Citing a need for local control, state Assemblyman Katcho Achadjian said Wednesday he will introduce legislation to help create a water district to manage the Paso Robles groundwater basin.
The announcement came a day after a divided San Luis Obispo County Board of Supervisors voted 3-2 to officially support legislation that will allow creation of a water district with a specially modified nine-person board of directors.
“While their decision was not unanimous, the locally elected Board of Supervisors has decided on what they believe is the best course for the Paso Robles groundwater basin,” Achadjian, a San Luis Obispo Republican, said in a statement. “Following yesterday’s vote, I plan to honor their request and will introduce legislation to carry out the board’s decision.”

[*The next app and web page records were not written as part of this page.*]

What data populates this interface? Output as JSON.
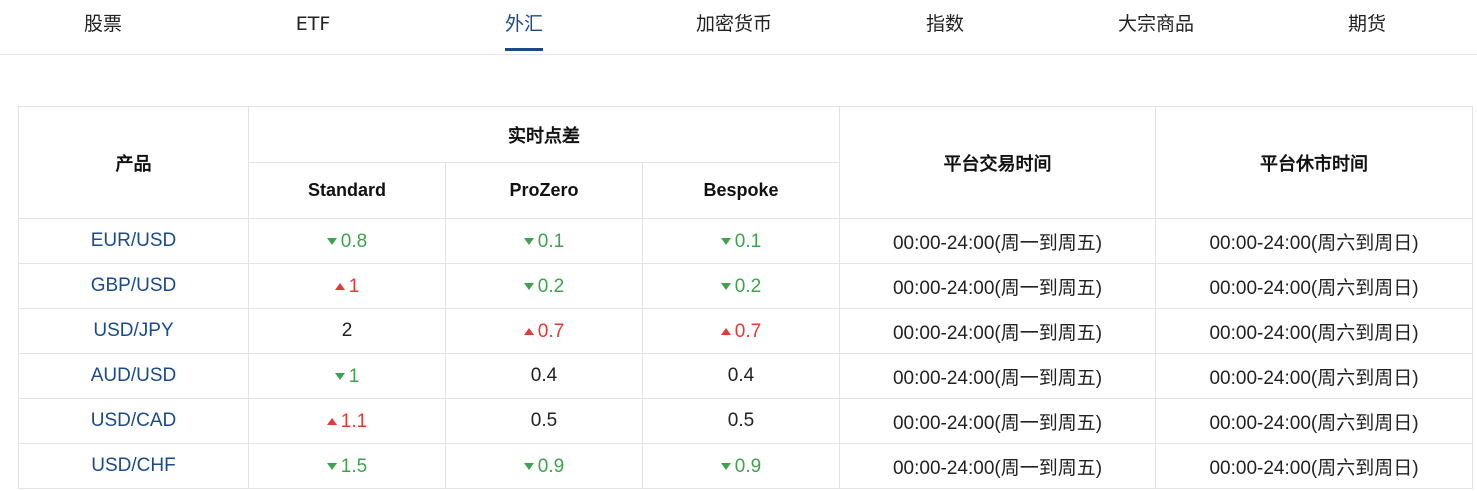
{
  "tabs": [
    {
      "label": "股票",
      "active": false
    },
    {
      "label": "ETF",
      "active": false
    },
    {
      "label": "外汇",
      "active": true
    },
    {
      "label": "加密货币",
      "active": false
    },
    {
      "label": "指数",
      "active": false
    },
    {
      "label": "大宗商品",
      "active": false
    },
    {
      "label": "期货",
      "active": false
    }
  ],
  "table": {
    "headers": {
      "product": "产品",
      "spread_group": "实时点差",
      "standard": "Standard",
      "prozero": "ProZero",
      "bespoke": "Bespoke",
      "trading_hours": "平台交易时间",
      "closed_hours": "平台休市时间"
    },
    "rows": [
      {
        "product": "EUR/USD",
        "standard": {
          "value": "0.8",
          "dir": "down"
        },
        "prozero": {
          "value": "0.1",
          "dir": "down"
        },
        "bespoke": {
          "value": "0.1",
          "dir": "down"
        },
        "trading_hours": "00:00-24:00(周一到周五)",
        "closed_hours": "00:00-24:00(周六到周日)"
      },
      {
        "product": "GBP/USD",
        "standard": {
          "value": "1",
          "dir": "up"
        },
        "prozero": {
          "value": "0.2",
          "dir": "down"
        },
        "bespoke": {
          "value": "0.2",
          "dir": "down"
        },
        "trading_hours": "00:00-24:00(周一到周五)",
        "closed_hours": "00:00-24:00(周六到周日)"
      },
      {
        "product": "USD/JPY",
        "standard": {
          "value": "2",
          "dir": "none"
        },
        "prozero": {
          "value": "0.7",
          "dir": "up"
        },
        "bespoke": {
          "value": "0.7",
          "dir": "up"
        },
        "trading_hours": "00:00-24:00(周一到周五)",
        "closed_hours": "00:00-24:00(周六到周日)"
      },
      {
        "product": "AUD/USD",
        "standard": {
          "value": "1",
          "dir": "down"
        },
        "prozero": {
          "value": "0.4",
          "dir": "none"
        },
        "bespoke": {
          "value": "0.4",
          "dir": "none"
        },
        "trading_hours": "00:00-24:00(周一到周五)",
        "closed_hours": "00:00-24:00(周六到周日)"
      },
      {
        "product": "USD/CAD",
        "standard": {
          "value": "1.1",
          "dir": "up"
        },
        "prozero": {
          "value": "0.5",
          "dir": "none"
        },
        "bespoke": {
          "value": "0.5",
          "dir": "none"
        },
        "trading_hours": "00:00-24:00(周一到周五)",
        "closed_hours": "00:00-24:00(周六到周日)"
      },
      {
        "product": "USD/CHF",
        "standard": {
          "value": "1.5",
          "dir": "down"
        },
        "prozero": {
          "value": "0.9",
          "dir": "down"
        },
        "bespoke": {
          "value": "0.9",
          "dir": "down"
        },
        "trading_hours": "00:00-24:00(周一到周五)",
        "closed_hours": "00:00-24:00(周六到周日)"
      }
    ]
  },
  "colors": {
    "accent": "#1a4a8a",
    "down": "#3fa34d",
    "up": "#e53935",
    "border": "#e3e3e3"
  }
}
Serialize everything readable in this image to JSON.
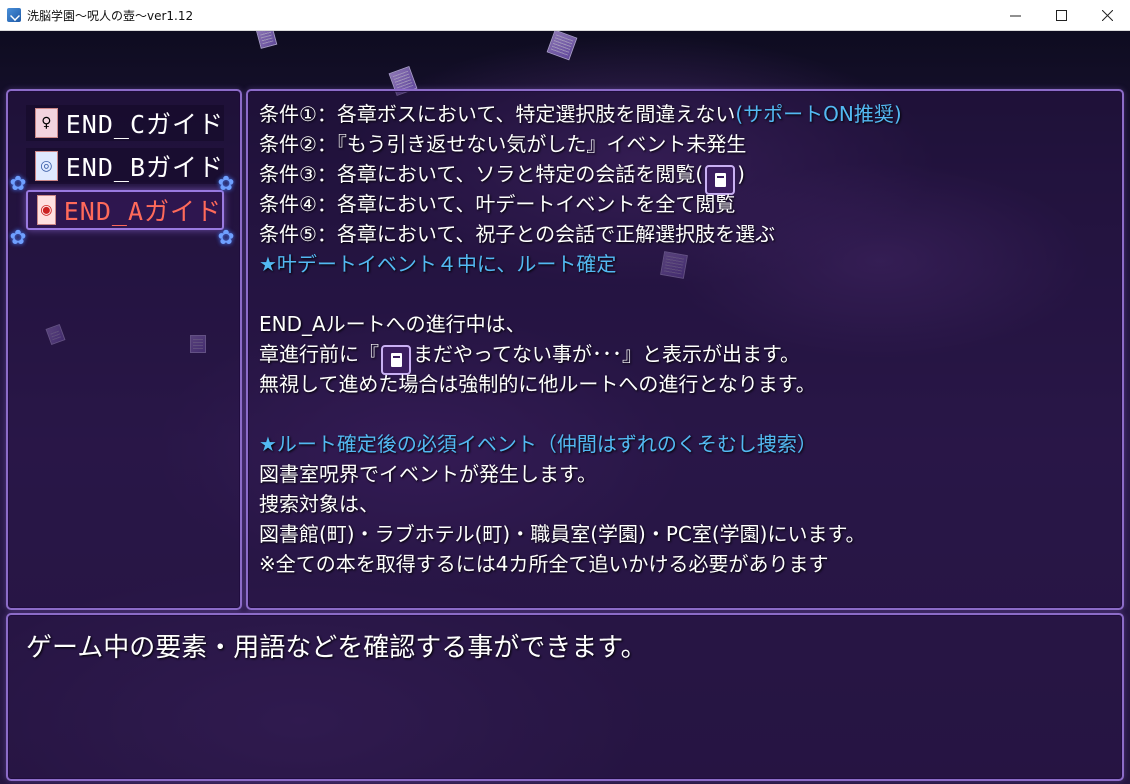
{
  "window": {
    "title": "洗脳学園～呪人の壺～ver1.12"
  },
  "menu": {
    "items": [
      {
        "label": "END_Cガイド",
        "icon": "portrait-c-icon",
        "selected": false
      },
      {
        "label": "END_Bガイド",
        "icon": "portrait-b-icon",
        "selected": false
      },
      {
        "label": "END_Aガイド",
        "icon": "portrait-a-icon",
        "selected": true
      }
    ]
  },
  "content": {
    "condition1_main": "条件①：各章ボスにおいて、特定選択肢を間違えない",
    "condition1_note": "(サポートON推奨)",
    "condition2": "条件②：『もう引き返せない気がした』イベント未発生",
    "condition3_a": "条件③：各章において、ソラと特定の会話を閲覧(",
    "condition3_b": ")",
    "condition4": "条件④：各章において、叶デートイベントを全て閲覧",
    "condition5": "条件⑤：各章において、祝子との会話で正解選択肢を選ぶ",
    "route_fix": "★叶デートイベント４中に、ルート確定",
    "progress_intro": "END_Aルートへの進行中は、",
    "warning_a": "章進行前に『",
    "warning_b": "まだやってない事が･･･』と表示が出ます。",
    "ignore_note": "無視して進めた場合は強制的に他ルートへの進行となります。",
    "required_heading": "★ルート確定後の必須イベント（仲間はずれのくそむし捜索）",
    "event_place": "図書室呪界でイベントが発生します。",
    "search_targets_label": "捜索対象は、",
    "search_targets": "図書館(町)・ラブホテル(町)・職員室(学園)・PC室(学園)にいます。",
    "all_books_note": "※全ての本を取得するには4カ所全て追いかける必要があります"
  },
  "help": {
    "text": "ゲーム中の要素・用語などを確認する事ができます。"
  },
  "colors": {
    "accent_text": "#53b9f2",
    "selected_label": "#ff6a5a",
    "panel_border": "#8c6cc8"
  }
}
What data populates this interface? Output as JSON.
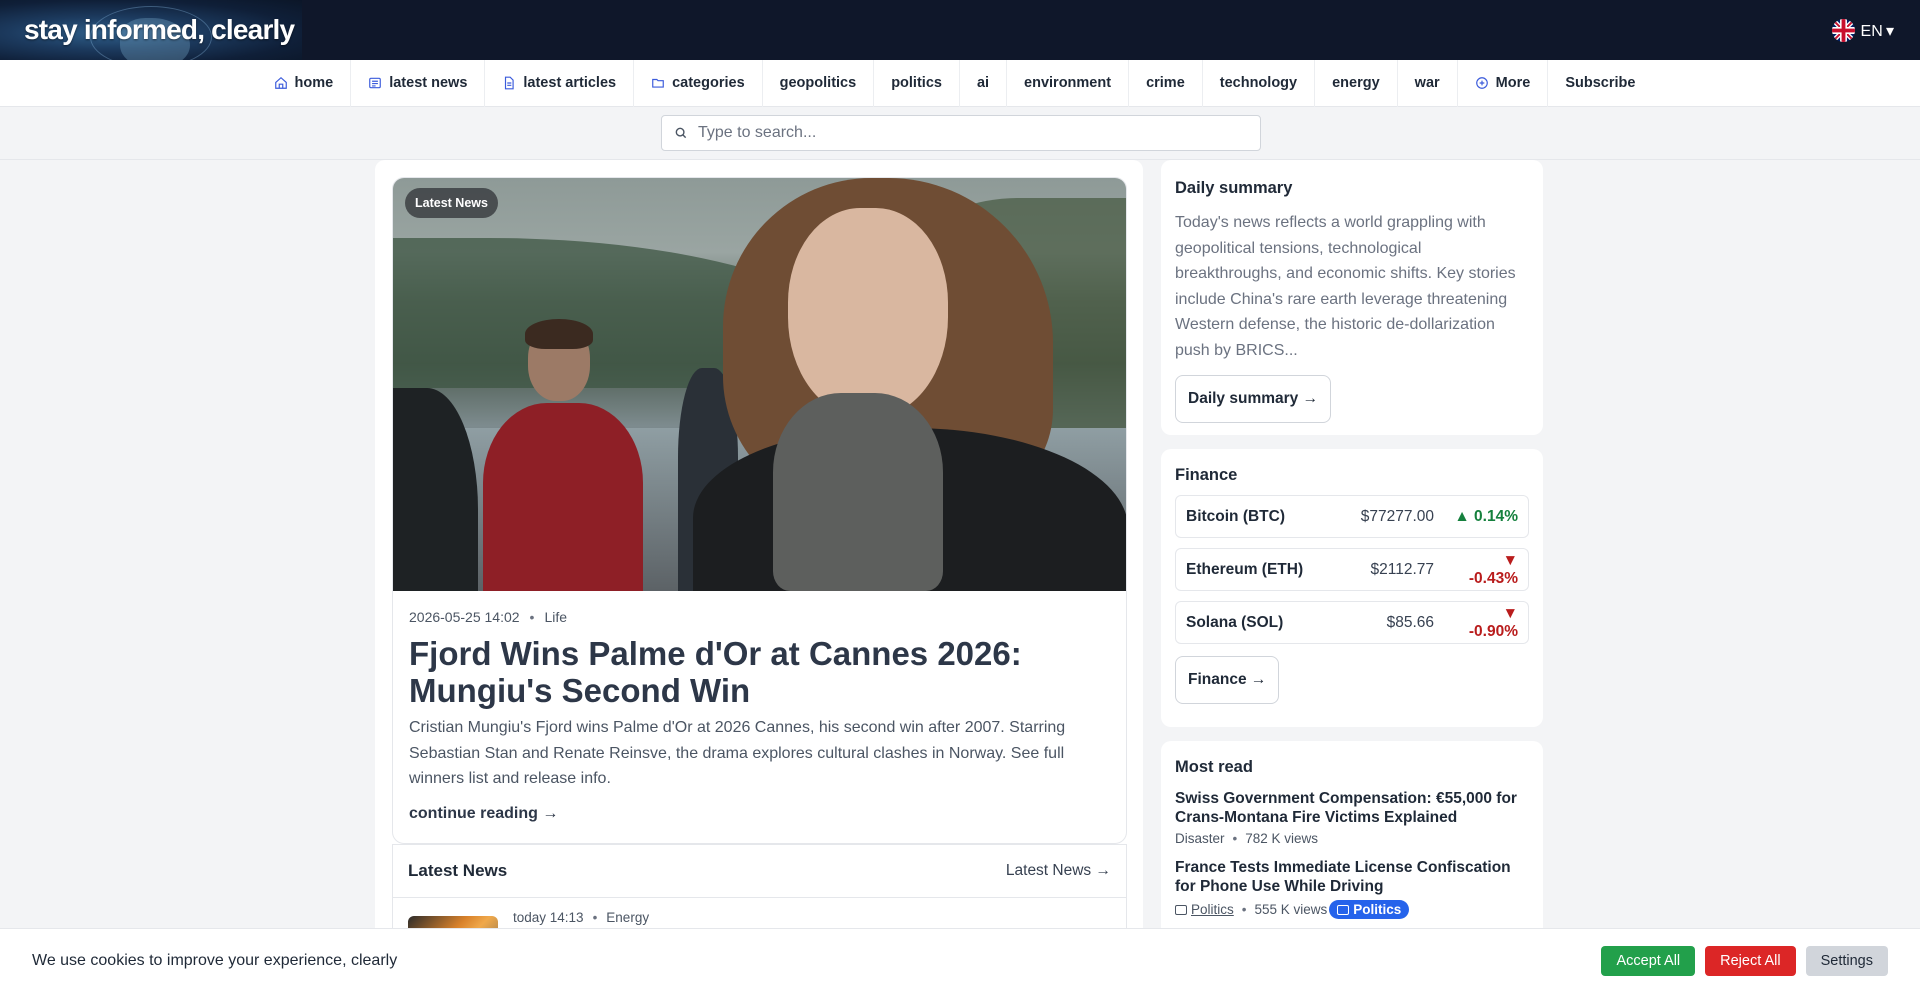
{
  "header": {
    "logo_text": "stay informed, clearly",
    "language": "EN ▾"
  },
  "nav": [
    {
      "label": "home",
      "icon": "home-icon"
    },
    {
      "label": "latest news",
      "icon": "newspaper-icon"
    },
    {
      "label": "latest articles",
      "icon": "document-icon"
    },
    {
      "label": "categories",
      "icon": "folder-icon"
    },
    {
      "label": "geopolitics"
    },
    {
      "label": "politics"
    },
    {
      "label": "ai"
    },
    {
      "label": "environment"
    },
    {
      "label": "crime"
    },
    {
      "label": "technology"
    },
    {
      "label": "energy"
    },
    {
      "label": "war"
    },
    {
      "label": "More",
      "icon": "plus-circle-icon"
    },
    {
      "label": "Subscribe"
    }
  ],
  "search": {
    "placeholder": "Type to search..."
  },
  "feature": {
    "badge": "Latest News",
    "date": "2026-05-25 14:02",
    "category": "Life",
    "title": "Fjord Wins Palme d'Or at Cannes 2026: Mungiu's Second Win",
    "description": "Cristian Mungiu's Fjord wins Palme d'Or at 2026 Cannes, his second win after 2007. Starring Sebastian Stan and Renate Reinsve, the drama explores cultural clashes in Norway. See full winners list and release info.",
    "continue_label": "continue reading →"
  },
  "latest_news": {
    "title": "Latest News",
    "link_label": "Latest News →",
    "first_item": {
      "time": "today 14:13",
      "category": "Energy"
    }
  },
  "daily_summary": {
    "title": "Daily summary",
    "text": "Today's news reflects a world grappling with geopolitical tensions, technological breakthroughs, and economic shifts. Key stories include China's rare earth leverage threatening Western defense, the historic de-dollarization push by BRICS...",
    "button": "Daily summary →"
  },
  "finance": {
    "title": "Finance",
    "coins": [
      {
        "name": "Bitcoin (BTC)",
        "price": "$77277.00",
        "change": "▲ 0.14%",
        "direction": "up"
      },
      {
        "name": "Ethereum (ETH)",
        "price": "$2112.77",
        "change": "▼ -0.43%",
        "direction": "down"
      },
      {
        "name": "Solana (SOL)",
        "price": "$85.66",
        "change": "▼ -0.90%",
        "direction": "down"
      }
    ],
    "button": "Finance →"
  },
  "most_read": {
    "title": "Most read",
    "items": [
      {
        "title": "Swiss Government Compensation: €55,000 for Crans-Montana Fire Victims Explained",
        "category": "Disaster",
        "views": "782 K views"
      },
      {
        "title": "France Tests Immediate License Confiscation for Phone Use While Driving",
        "category": "Politics",
        "views": "555 K views",
        "chip": "Politics"
      }
    ]
  },
  "cookie": {
    "text": "We use cookies to improve your experience, clearly",
    "accept": "Accept All",
    "reject": "Reject All",
    "settings": "Settings"
  },
  "colors": {
    "topbar": "#0f172a",
    "accent_blue": "#2563eb",
    "up_green": "#15803d",
    "down_red": "#b91c1c",
    "accept_green": "#22a04b",
    "reject_red": "#dc2626"
  }
}
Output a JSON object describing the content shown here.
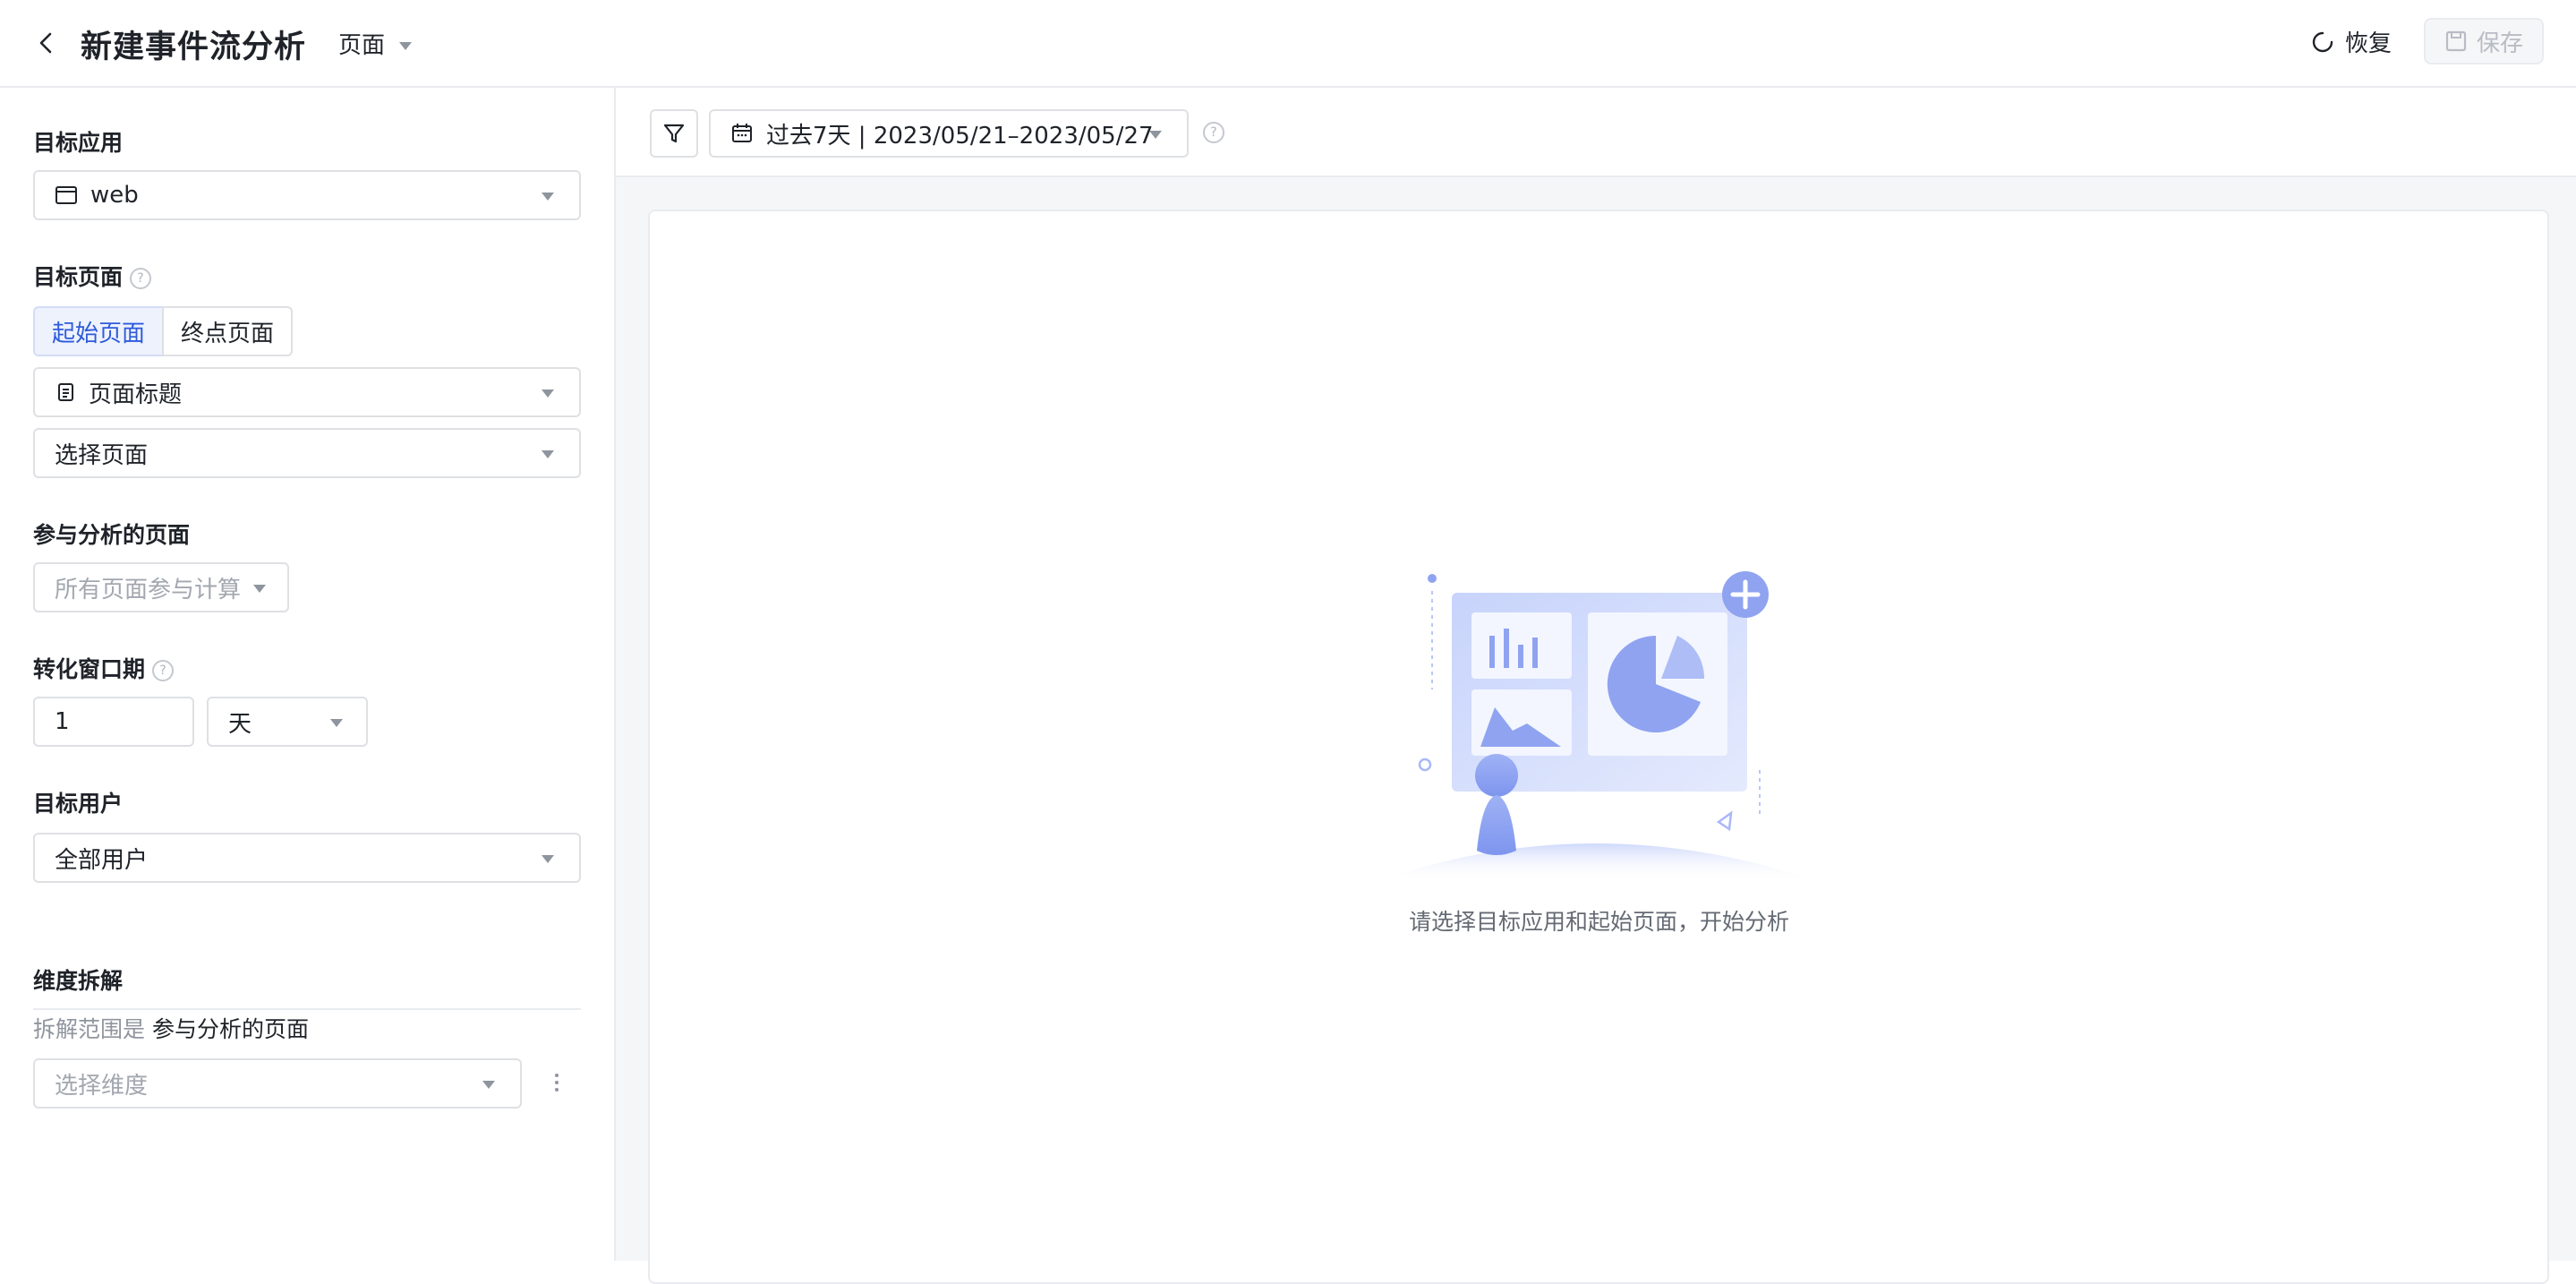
{
  "header": {
    "title": "新建事件流分析",
    "type_select": "页面",
    "restore_label": "恢复",
    "save_label": "保存"
  },
  "sidebar": {
    "target_app": {
      "label": "目标应用",
      "value": "web"
    },
    "target_page": {
      "label": "目标页面",
      "tabs": [
        "起始页面",
        "终点页面"
      ],
      "active_tab": "起始页面",
      "attribute_select": "页面标题",
      "page_select_placeholder": "选择页面"
    },
    "analysis_pages": {
      "label": "参与分析的页面",
      "placeholder": "所有页面参与计算"
    },
    "conversion_window": {
      "label": "转化窗口期",
      "value": "1",
      "unit": "天"
    },
    "target_users": {
      "label": "目标用户",
      "value": "全部用户"
    },
    "dimension": {
      "label": "维度拆解",
      "scope_prefix": "拆解范围是",
      "scope_value": "参与分析的页面",
      "placeholder": "选择维度"
    }
  },
  "toolbar": {
    "date_range": "过去7天 | 2023/05/21–2023/05/27"
  },
  "empty_state": {
    "message": "请选择目标应用和起始页面，开始分析"
  },
  "colors": {
    "accent": "#2e5bdc",
    "illustration": "#8fa3f0",
    "background": "#f5f6f8"
  }
}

Achadjian now has until the end of the week to introduce a bill to meet the deadline for this year’s legislative session, even if it is just a placeholder bill, Karen Lange, the county’s legislative advocate in Sacramento, told supervisors Feb. 11. A bill with more specific language to replace the placeholder bill is due in early March.
The Paso Robles groundwater basin is facing a crisis with dropping aquifers and wells going dry. The county has passed an emergency ban on new pumping unless it can be offset by conservation.
Achadjian also announced Wednesday that his legislation will only address the modified governing structure of the proposed water district. Many speakers at Tuesday’s hearings, as well as Supervisor Caren Ray, said the legislation should also include provisions prohibiting the banking and export of water from the basin as well as a “one person, one vote” method for establishing the district rather than a vote based on acreage owned.
Proponents of a district said Tuesday any bill should be as simple and straightforward as possible. Adding extra provisions would reduce the bill’s chances of passage, they argued.
They also said the community’s concerns about water banking and other issues could be addressed by the Local Agency Formation Commission, LAFCO, which will oversee the formation of the district. Achadjian agrees.
“To be created, the water district will still need to go through the established LAFCO process, which will give residents and stakeholders the opportunity to ask questions and voice their concerns,” he said.
Tuesday’s hearing drew more than 30 public speakers, many of whom said they oppose the district as an unnecessary power grab. Achadjian said he heard those concerns but repeated that they will be addressed during the LAFCO process.
If individual communities within the basin do not want to be part of the district, they can petition LAFCO to be excluded, he said. He also encouraged residents of the basin to work together to resolve their differences.
“For my part, I will be guided by our local officials and stand ready to amend my legislation as necessary to reflect local discussions,” Achadjian said. “It is my hope that we can ultimately achieve consensus from all stakeholders on the creation of a new district.”
Supporters of a water district are in the process of submitting an application to the county to form the district. Once the application is accepted, hearings will be held, and opponents will have an opportunity to protest.
If any protest is unsuccessful, three separate votes will be held to form the district, fund it and elect a board of directors. The process could take as little as a year to complete.
On Tuesday, Ray said she voted against supporting the legislation because the supervisors’ resolution did not address the community’s concerns about formation and water banking.
However, she supports the overall idea of forming a water district and told representatives from Achadjian’s office after the meeting that she would not stand in the way of forming a district.
“Ultimately, it’s Katcho’s decision, not mine,” she said Wednesday.
She also said she was under a lot of pressure from other supervisors to vote in favor of the legislation but does not think the board’s 3-2 vote will jeopardize the chances of the bill’s passage.
“I don’t think anybody at the state cares what the vote was,” she said. “I want the public to be comfortable with the process.”